  • In cold weather, dress for water temperature rather than air temperature; consider wearing a wet suit or dry suit.
  • Know your group’s medical needs, abilities, and expectations.
  • Agree on your group’s method for making decisions.
  • Write down emergency phone numbers and VHF radio channels.
  • Coast Guard emergency information: VHF Channel 16 or 9.
  • Listen to the local marine forecast and paddling conditions such as water temperature, wind, tide range and currents.
  • Review paddlers etiquette
  • Complete a float plan.
Before you leave the launch
All group members should gather near the launch site and review these questions together (avoid tying up the ramp!)
  • Basic paddling: Does every participant know strokes, braces, and rescue techniques?
  • Course planning: Does everybody know the intended route, break locations, emergency bailouts, campsites, distances to be covered, contingency plans, and safe landing options?
  • Leadership and decision-making: Is someone in charge in case of danger?

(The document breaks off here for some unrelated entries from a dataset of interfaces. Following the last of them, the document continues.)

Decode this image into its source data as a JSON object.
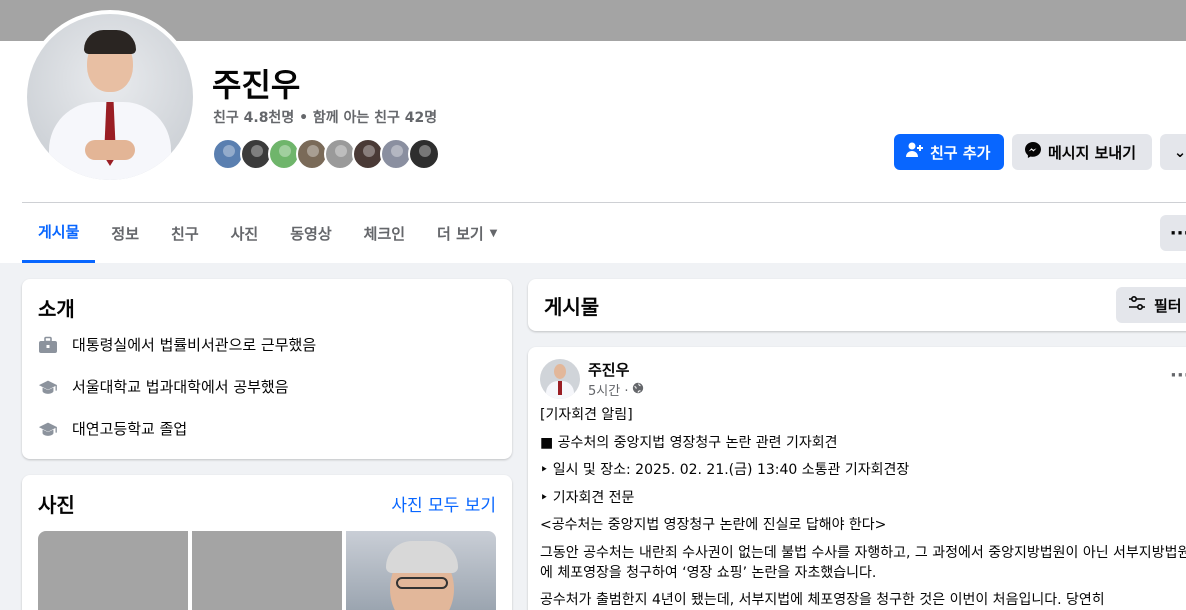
{
  "profile": {
    "name": "주진우",
    "friends_meta": "친구 4.8천명 • 함께 아는 친구 42명",
    "friend_avatar_colors": [
      "#5a7fb0",
      "#3b3b3b",
      "#6fb56b",
      "#7a6a58",
      "#9a9a9a",
      "#4a3a36",
      "#8a8fa0",
      "#2e2e2e"
    ]
  },
  "actions": {
    "add_friend": "친구 추가",
    "message": "메시지 보내기",
    "more": "⌄"
  },
  "tabs": [
    {
      "label": "게시물"
    },
    {
      "label": "정보"
    },
    {
      "label": "친구"
    },
    {
      "label": "사진"
    },
    {
      "label": "동영상"
    },
    {
      "label": "체크인"
    },
    {
      "label": "더 보기"
    }
  ],
  "tab_more_button": "···",
  "intro": {
    "title": "소개",
    "items": [
      {
        "icon": "briefcase-icon",
        "text": "대통령실에서 법률비서관으로 근무했음"
      },
      {
        "icon": "graduation-cap-icon",
        "text": "서울대학교 법과대학에서 공부했음"
      },
      {
        "icon": "graduation-cap-icon",
        "text": "대연고등학교 졸업"
      }
    ]
  },
  "photos": {
    "title": "사진",
    "see_all": "사진 모두 보기"
  },
  "posts_header": {
    "title": "게시물",
    "filter": "필터"
  },
  "post": {
    "author": "주진우",
    "time": "5시간 ·",
    "more": "···",
    "lines": [
      "[기자회견 알림]",
      "■ 공수처의 중앙지법 영장청구 논란 관련 기자회견",
      "‣  일시 및 장소: 2025. 02. 21.(금) 13:40 소통관 기자회견장",
      "‣  기자회견 전문",
      "<공수처는 중앙지법 영장청구 논란에 진실로 답해야 한다>",
      "그동안 공수처는 내란죄 수사권이 없는데 불법 수사를 자행하고, 그 과정에서 중앙지방법원이 아닌 서부지방법원에 체포영장을 청구하여 ‘영장 쇼핑’ 논란을 자초했습니다.",
      "공수처가 출범한지 4년이 됐는데, 서부지법에 체포영장을 청구한 것은 이번이 처음입니다. 당연히"
    ]
  }
}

Who will make decisions about course changes?
  • Safety: Does everyone know about staying together, how to communicate with others on the water, what to do if someone capsizes?
  • Procedures: Do trip members know how to avoid getting lost or separated from the group, and what to do if someone else gets lost or separated?
  • Outfitting: Is each canoe and kayak equipped with standard safety gear?
  • Tides: Is everyone familiar with the local tides and how they will affect conditions
  • Launching: Is all gear packed and are kayaks and canoes ready to be launched promptly?
Once on the water
  • Visibility: Assume that other boaters cannot see you. Stay out of well-traveled areas, keep your group tight. Use brightly colored boats and life jackets, and wave your paddle in the air to increase visibility.
  • Communication: Use visual communications, a VHF marine radio, a fog horn, and/or a whistle to communicate with other vessels.
  • Navigation: Use a chart, compass, and other navigation tools to predict danger areas and keep track of your course.
  • Group ability: Paddle only to the ability of your slowest member. If necessary, change your course.
  • Weather: Because weather can change quickly, watch for incoming storms, changes in weather patterns, and cloud formations.
  • Ocean conditions: Keep track of wind-driven waves, rebounding and/or refracting waves, tidal currents, and the effects of sea bottom on the surface.
  • Hydration: To avoid dehydration, drink enough fluids; plan on at least three quarts for a full-day trip.
  • The elements: Protect yourself from the sun, the cold, and the water.
  • Medical needs: Remain attentive to any medical issues that might arise on the water (sea sickness, hypothermia, blisters, sunburn, heat exhaustion, and so on).
  • Shoreside: Most land on the coast is private. Land only on public property or where you have permission. 
  • Leave No Trace: Always.
 
Content last updated December 2019.